The HMS Center for Cancer Systems Pharmacology – CCSP (CA225088)
The HMS Center for Cancer Systems Pharmacology (CCSP Center) is a NCI Cancer Systems Biology Consortium Center that constructs and applies network-level computational models to understand mechanisms of drug response, resistance and toxicity for targeted small molecule drugs and immune checkpoint inhibitors (ICIs). By systematically dissecting how resistance to targeted therapies and ICIs arises, we aim to understand and overcome resistance mechanisms using new drugs or drug combinations, while simultaneously predicting and balancing potential toxicities.
Communicating with Computers: Active Context (W911NF-15-1-0544)

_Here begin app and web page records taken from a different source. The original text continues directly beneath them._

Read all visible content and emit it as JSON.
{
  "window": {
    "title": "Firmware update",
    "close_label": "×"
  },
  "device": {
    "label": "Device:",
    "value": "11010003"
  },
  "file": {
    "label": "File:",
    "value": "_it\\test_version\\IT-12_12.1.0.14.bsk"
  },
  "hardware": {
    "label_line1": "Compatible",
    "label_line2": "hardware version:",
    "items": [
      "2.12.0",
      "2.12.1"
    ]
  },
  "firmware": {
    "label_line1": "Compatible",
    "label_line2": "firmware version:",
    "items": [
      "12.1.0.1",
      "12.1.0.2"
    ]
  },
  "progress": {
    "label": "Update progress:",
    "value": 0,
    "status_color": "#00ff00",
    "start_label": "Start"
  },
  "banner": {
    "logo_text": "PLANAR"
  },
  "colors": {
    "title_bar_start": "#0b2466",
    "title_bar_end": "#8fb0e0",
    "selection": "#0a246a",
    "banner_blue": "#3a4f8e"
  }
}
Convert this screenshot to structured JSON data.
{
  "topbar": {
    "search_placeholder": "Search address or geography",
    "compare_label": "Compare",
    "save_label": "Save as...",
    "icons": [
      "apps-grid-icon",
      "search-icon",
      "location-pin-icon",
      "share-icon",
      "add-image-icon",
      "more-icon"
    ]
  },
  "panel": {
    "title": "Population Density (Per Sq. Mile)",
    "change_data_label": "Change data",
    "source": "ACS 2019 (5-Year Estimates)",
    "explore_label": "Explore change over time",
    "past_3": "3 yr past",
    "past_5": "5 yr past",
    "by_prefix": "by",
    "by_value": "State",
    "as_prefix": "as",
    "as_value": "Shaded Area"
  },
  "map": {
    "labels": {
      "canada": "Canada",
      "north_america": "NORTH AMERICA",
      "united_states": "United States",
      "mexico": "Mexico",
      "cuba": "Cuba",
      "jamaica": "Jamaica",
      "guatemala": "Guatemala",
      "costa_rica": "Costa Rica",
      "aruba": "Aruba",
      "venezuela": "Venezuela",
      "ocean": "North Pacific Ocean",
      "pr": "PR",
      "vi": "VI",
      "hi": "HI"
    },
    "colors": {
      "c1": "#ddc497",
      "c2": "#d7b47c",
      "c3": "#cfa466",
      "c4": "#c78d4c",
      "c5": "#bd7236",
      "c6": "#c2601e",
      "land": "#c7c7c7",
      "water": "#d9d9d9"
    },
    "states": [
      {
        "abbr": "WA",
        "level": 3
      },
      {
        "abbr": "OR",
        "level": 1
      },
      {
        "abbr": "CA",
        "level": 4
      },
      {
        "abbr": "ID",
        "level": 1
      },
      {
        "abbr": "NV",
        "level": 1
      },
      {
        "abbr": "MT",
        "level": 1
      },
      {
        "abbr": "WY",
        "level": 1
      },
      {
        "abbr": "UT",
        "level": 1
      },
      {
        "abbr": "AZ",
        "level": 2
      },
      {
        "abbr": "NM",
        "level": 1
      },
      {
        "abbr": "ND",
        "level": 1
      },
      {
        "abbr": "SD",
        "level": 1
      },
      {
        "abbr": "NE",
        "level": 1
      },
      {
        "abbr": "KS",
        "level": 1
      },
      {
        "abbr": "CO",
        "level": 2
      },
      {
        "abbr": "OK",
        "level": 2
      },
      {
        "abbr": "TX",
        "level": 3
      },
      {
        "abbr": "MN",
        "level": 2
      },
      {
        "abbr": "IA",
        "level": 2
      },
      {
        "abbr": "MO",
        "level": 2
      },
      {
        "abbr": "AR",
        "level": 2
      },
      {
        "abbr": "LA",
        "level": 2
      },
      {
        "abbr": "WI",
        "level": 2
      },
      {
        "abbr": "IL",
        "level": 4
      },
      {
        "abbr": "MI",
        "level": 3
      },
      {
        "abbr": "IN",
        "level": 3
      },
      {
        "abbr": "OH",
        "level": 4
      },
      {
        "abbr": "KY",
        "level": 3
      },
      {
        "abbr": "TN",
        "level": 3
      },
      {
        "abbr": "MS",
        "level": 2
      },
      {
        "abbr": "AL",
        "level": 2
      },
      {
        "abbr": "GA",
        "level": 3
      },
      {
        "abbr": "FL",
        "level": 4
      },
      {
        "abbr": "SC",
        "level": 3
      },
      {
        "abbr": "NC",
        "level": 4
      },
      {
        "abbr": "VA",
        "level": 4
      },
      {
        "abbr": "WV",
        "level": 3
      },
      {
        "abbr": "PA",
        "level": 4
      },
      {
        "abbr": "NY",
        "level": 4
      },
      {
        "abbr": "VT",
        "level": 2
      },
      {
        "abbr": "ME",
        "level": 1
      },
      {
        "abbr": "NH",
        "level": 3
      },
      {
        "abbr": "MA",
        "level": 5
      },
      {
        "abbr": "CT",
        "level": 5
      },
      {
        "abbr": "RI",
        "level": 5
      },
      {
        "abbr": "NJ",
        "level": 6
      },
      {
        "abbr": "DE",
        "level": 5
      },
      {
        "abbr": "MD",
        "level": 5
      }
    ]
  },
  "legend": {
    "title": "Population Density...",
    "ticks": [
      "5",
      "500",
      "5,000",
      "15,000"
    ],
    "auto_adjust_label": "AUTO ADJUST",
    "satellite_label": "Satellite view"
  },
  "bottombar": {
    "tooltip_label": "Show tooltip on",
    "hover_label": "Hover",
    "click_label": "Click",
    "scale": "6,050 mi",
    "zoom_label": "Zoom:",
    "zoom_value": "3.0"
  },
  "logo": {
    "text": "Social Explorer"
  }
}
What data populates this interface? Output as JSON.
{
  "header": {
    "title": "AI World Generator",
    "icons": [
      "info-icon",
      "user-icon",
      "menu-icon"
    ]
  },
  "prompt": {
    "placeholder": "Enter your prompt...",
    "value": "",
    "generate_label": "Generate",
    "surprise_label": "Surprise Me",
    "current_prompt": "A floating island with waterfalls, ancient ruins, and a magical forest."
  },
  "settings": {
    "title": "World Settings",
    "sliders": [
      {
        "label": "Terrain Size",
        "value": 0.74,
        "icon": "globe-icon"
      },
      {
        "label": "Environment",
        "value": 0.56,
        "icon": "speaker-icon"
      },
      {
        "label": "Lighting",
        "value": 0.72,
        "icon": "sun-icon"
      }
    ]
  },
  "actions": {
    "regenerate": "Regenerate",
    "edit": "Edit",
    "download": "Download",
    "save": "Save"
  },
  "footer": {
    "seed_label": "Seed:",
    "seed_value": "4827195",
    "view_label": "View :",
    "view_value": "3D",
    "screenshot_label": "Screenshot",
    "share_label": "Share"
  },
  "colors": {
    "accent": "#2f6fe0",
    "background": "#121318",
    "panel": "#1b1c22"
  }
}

The DARPA Communicating with Computers (CwC) program develops technologies for a new generation of human-machine interaction in which machines act as proactive collaborators rather than merely problem solving tools. We are developing an interactive dialogue system which allows scientists to interact with a computer partner – one that is able to harness knowledge extracted from the biomedical literature – to construct and test hypotheses about molecular systems. Listen to a podcast about our work, which appeared in The Guardian or check out the following article authored by the director of DARPA that appeared in WIRED.
World Modelers: Global Reading and Assembly for Semantic, Probabilistic World Models (W911NF-18-1-0014)
The DARPA World Modelers program aims to develop automated information collection and computational modeling techniques to understand the complex dynamics of global processes such as food security, migration and public health. We are developing the INDRA-GEM (Integrated Network and Dynamical Reasoning Assembler for Generalized Ensemble Modeling) automated model assembly system, which integrates information from diverse sources and implements novel probabilistic assembly techniques that can account for the uncertain nature of information in models.
An Automated Scientific Discovery Framework (ASDF) for Mechanistic Reasoning Across Complex Data (W911NF018-1-0124)
The DARPA Automated Scientific Discovery Framework program (ASDF) will develop algorithms and software for reasoning about complex mechanisms operating in the natural world, explaining large-scale data, assisting humans in generating actionable, model-based hypotheses and testing these hypotheses empirically.